Critics who don't know any better (most of them these days) and even audiences, always have this moronic knee-jerk comment about classic Disney - that it's trite and treacly.
Uh, sorry to disillusion, you all - classic Disney often borders on straight-up horror. It's deliciously cruel and perverse. That whale in Pinocchio can still scare the shit out of me. Bambi still kicks me in the stomach when the kiddie deer's Mom is shot. Dumbo separated from his mother, teased mercilessly by everyone and drunkenly facing those "Pink Elephants on Parade" all continue to knock me on my ass and give me the willies. It was even more intense as a kid. And don't even get me started on Snow White and the Seven Dwarfs - are we talking unrequited freak love, or what?
And what do we get now? We get mediocrities like How To Train Your Dragon - designed to make everyone feel all touchy-feely, but THAT, oh sensitive ones, is more falsely corrupt a message to shovel down our kids' throats. Classic Disney toughened the little buggers up AND entertained them, but all that this contemporary stuff does is teach lessons of conformity and understanding and getting along. And of course, that stuff is important, but it's also important for kids to know that prices are paid dearly on this Earth to even begin the process of understanding and healing, that evil and terror exists, that entertainment (and healing) should not always come easily.
When I think about the best work by Spielberg like E.T. or Joe Dante's deliciously nasty Gremlins movies, I think that THESE are the ultimate family movies. Spielberg rips your heart out and Dante microwaves gremlins until they explode. Now THAT'S entertainment! For the whole family, no less.
While some might wonder if the studios still make 'em like they used to, I can say that in the area of animation, the answer is a resounding "NO!" However, there are plenty of "adult" movies that are far better entertainment for kids than How To Train Your Dragon. I took my 9-year-old to see Vincenzo Natali's brilliant sci-fi thriller Splice. She not only loved the picture, it provided so much in the way of really intelligent and vital discourse between us. Another recent picture she saw and loved was Precious. This was perfect entertainment and of the highest order.

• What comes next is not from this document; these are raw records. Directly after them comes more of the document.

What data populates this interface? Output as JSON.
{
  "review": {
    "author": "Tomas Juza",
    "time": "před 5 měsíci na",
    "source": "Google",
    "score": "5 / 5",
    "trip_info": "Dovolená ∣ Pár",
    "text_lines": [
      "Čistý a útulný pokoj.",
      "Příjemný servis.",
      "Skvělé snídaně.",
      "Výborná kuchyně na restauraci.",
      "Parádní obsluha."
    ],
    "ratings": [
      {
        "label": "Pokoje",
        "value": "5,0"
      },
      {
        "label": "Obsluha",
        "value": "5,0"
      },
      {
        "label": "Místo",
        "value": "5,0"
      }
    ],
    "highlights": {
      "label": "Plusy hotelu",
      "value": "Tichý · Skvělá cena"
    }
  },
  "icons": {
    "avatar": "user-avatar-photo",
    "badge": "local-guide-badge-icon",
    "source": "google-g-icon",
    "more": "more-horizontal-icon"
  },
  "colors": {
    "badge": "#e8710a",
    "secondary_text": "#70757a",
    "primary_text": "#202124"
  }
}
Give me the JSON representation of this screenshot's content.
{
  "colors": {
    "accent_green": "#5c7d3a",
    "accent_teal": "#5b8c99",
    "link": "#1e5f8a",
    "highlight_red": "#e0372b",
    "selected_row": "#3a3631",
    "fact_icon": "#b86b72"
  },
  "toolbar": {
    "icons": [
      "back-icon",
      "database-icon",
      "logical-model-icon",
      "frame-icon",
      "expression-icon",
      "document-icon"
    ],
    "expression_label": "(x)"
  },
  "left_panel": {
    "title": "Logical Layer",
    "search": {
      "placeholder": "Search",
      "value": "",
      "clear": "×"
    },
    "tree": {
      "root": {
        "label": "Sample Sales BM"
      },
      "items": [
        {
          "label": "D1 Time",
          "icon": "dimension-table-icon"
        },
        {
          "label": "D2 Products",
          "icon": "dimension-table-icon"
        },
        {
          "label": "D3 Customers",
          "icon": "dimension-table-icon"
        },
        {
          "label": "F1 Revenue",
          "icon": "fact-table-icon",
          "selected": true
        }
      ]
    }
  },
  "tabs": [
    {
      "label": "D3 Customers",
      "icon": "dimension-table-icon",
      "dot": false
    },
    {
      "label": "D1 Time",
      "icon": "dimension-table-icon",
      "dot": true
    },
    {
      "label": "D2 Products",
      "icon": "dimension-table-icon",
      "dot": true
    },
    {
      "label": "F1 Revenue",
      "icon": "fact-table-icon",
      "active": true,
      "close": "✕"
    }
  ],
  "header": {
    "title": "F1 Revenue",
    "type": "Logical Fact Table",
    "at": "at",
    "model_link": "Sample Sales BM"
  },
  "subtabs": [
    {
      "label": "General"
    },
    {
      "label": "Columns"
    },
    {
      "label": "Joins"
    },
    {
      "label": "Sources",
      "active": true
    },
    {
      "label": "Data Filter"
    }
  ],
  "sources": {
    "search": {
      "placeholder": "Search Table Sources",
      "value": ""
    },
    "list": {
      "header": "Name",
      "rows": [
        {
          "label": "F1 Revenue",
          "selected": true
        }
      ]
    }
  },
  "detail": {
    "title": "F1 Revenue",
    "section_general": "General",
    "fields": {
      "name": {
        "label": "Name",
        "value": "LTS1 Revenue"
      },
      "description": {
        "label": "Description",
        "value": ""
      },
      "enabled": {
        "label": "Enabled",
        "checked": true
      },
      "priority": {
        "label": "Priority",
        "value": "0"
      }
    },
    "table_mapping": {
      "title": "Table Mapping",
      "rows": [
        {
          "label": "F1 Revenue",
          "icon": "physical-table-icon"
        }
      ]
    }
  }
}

Look, at the end of the day, you'll see a lot worse than How To Train Your Dragon, but I'm picking on it precisely because it's so offensively inoffensive and middle of the road. It's hardly illuminating and leaves little room for any real discourse of substance with your child.
"Enough," I say. Enough with the touchy-feelie, already.
"How To Train Your Dragon" is available on homevideo in a handy Blu-Ray/DVD combo from Dreamworks, but do your kids a favour - rent or buy something like "Splice" instead.